“I know sometimes I’m not easy to deal with. It’s just the way I am.”
How often have you heard sentences like that? Or maybe in some other forms, like: “You know I’m just a passionate person and I get carried away” or “You know I’m just an honest guy so I’ll be blunt with you”, etc.?
Well, it’s just excuses. Even when wrapped in a sad story that helps you sympathize with the other person, like the result of a rough upbringing, it’s just excuses. Ultimately we should own who we are.
“It’s just the way I am” is self-limiting. Let me tell you why.
Limiting beliefs have more of a negative impact on your life than any other factor. They come from a variety of sources such as our own interpretation of the world around us, our culture and upbringing, and past experiences (especially negative experiences). Our brain is built to learn and find patterns, but sometimes we learn things or find patterns that are inaccurate or are only true in a certain context but we keep applying them in different contexts. Many of these beliefs start like this:
- I am / I am not. For example: I am an engineer (so I won’t ever be good at arts)
- I can’t / I must / I mustn’t. “I cannot dance”. “I mustn’t let others see me vulnerable”.
- Others are / this world is. “This world is a cruel place (so I need to be tough)“. “Others only care about themselves (so why should I care about them)”
The way most of these beliefs work is that they prune our perceived set of options in certain situations. Since I’m a bad dancer I won’t even try to get into situations in which I could improve that skill. While I might not consciously avoid dancing I’ll just naturally look for other ways to spend my time.
Our society is not set up to encourage or even support change in people after we grow up.
For one there’s this general understanding in people’s minds that (after a certain age) we can’t change. From experience, I can tell you this is far from the truth. While change is not easy, especially changes to our self-image but it’s still all very possible. It depends on our willingness to change which is why statements like above are quite dangerous as they can engrave this false idea of change being impossible and undermine our openness while being a kind of a comforting ‘fallback’ when facing criticism or feedback.
There’s also this ‘romantic’ notion of “just accept me the way I am” in our society. It shows up in how we picture friendship, relationships, and even work situations. You can be seen as a bad friend or lover if you don’t accept your peers just as they are. I think the key lies in the term ‘accepting’. Accepting should not mean being 100% happy with something! I can accept the fact that there are still wars in the world and still dislike it. I can accept that I’m not easy to deal with and I get emotional fast in heated debates and still work on changing it for the better.

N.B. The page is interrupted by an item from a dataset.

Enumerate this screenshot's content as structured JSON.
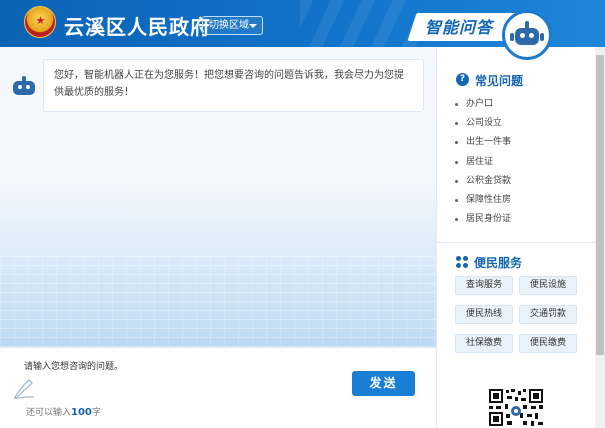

So next time if your gut reaction to someone telling you to chill is “well you know I’m like this” - stop, think and evaluate if their claim is valid or not regardless of what beliefs you hold about yourself. Then you can think about figuring out the kind of person you want to be and work your way there. Thinking we’re static and that our personalities and habits are set in stone is a limiting belief itself.
Read more about this topic in my other post called the stories we tell ourselves